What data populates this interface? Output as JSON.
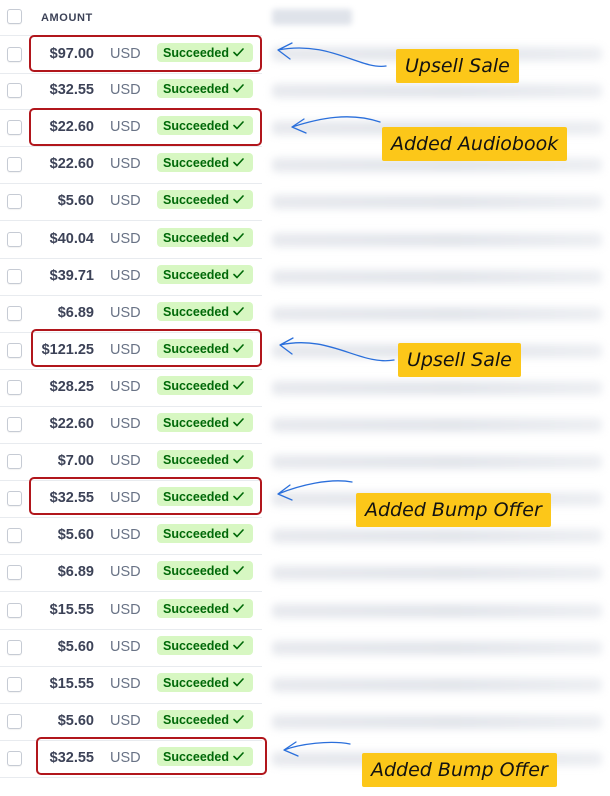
{
  "header": {
    "amount_label": "AMOUNT"
  },
  "rows": [
    {
      "amount": "$97.00",
      "currency": "USD",
      "status": "Succeeded"
    },
    {
      "amount": "$32.55",
      "currency": "USD",
      "status": "Succeeded"
    },
    {
      "amount": "$22.60",
      "currency": "USD",
      "status": "Succeeded"
    },
    {
      "amount": "$22.60",
      "currency": "USD",
      "status": "Succeeded"
    },
    {
      "amount": "$5.60",
      "currency": "USD",
      "status": "Succeeded"
    },
    {
      "amount": "$40.04",
      "currency": "USD",
      "status": "Succeeded"
    },
    {
      "amount": "$39.71",
      "currency": "USD",
      "status": "Succeeded"
    },
    {
      "amount": "$6.89",
      "currency": "USD",
      "status": "Succeeded"
    },
    {
      "amount": "$121.25",
      "currency": "USD",
      "status": "Succeeded"
    },
    {
      "amount": "$28.25",
      "currency": "USD",
      "status": "Succeeded"
    },
    {
      "amount": "$22.60",
      "currency": "USD",
      "status": "Succeeded"
    },
    {
      "amount": "$7.00",
      "currency": "USD",
      "status": "Succeeded"
    },
    {
      "amount": "$32.55",
      "currency": "USD",
      "status": "Succeeded"
    },
    {
      "amount": "$5.60",
      "currency": "USD",
      "status": "Succeeded"
    },
    {
      "amount": "$6.89",
      "currency": "USD",
      "status": "Succeeded"
    },
    {
      "amount": "$15.55",
      "currency": "USD",
      "status": "Succeeded"
    },
    {
      "amount": "$5.60",
      "currency": "USD",
      "status": "Succeeded"
    },
    {
      "amount": "$15.55",
      "currency": "USD",
      "status": "Succeeded"
    },
    {
      "amount": "$5.60",
      "currency": "USD",
      "status": "Succeeded"
    },
    {
      "amount": "$32.55",
      "currency": "USD",
      "status": "Succeeded"
    }
  ],
  "annotations": [
    {
      "label": "Upsell Sale"
    },
    {
      "label": "Added Audiobook"
    },
    {
      "label": "Upsell Sale"
    },
    {
      "label": "Added Bump Offer"
    },
    {
      "label": "Added Bump Offer"
    }
  ],
  "colors": {
    "badge_bg": "#d7f7c2",
    "badge_text": "#006908",
    "highlight_border": "#b1161c",
    "callout_bg": "#fcc719",
    "arrow": "#2a6fdb"
  },
  "icons": {
    "status_icon": "checkmark-icon",
    "row_select": "checkbox-icon"
  }
}
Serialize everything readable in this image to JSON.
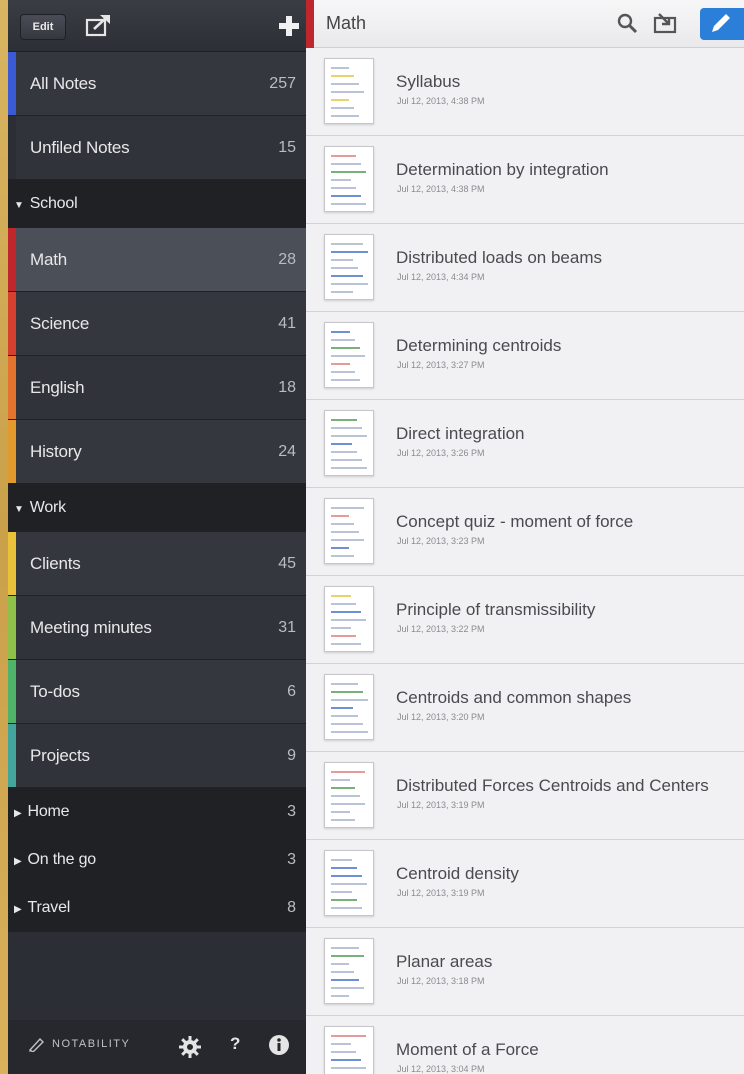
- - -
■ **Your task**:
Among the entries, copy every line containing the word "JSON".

■ **Output of the task**:
What data populates this interface? Output as JSON.
Serialize everything readable in this image to JSON.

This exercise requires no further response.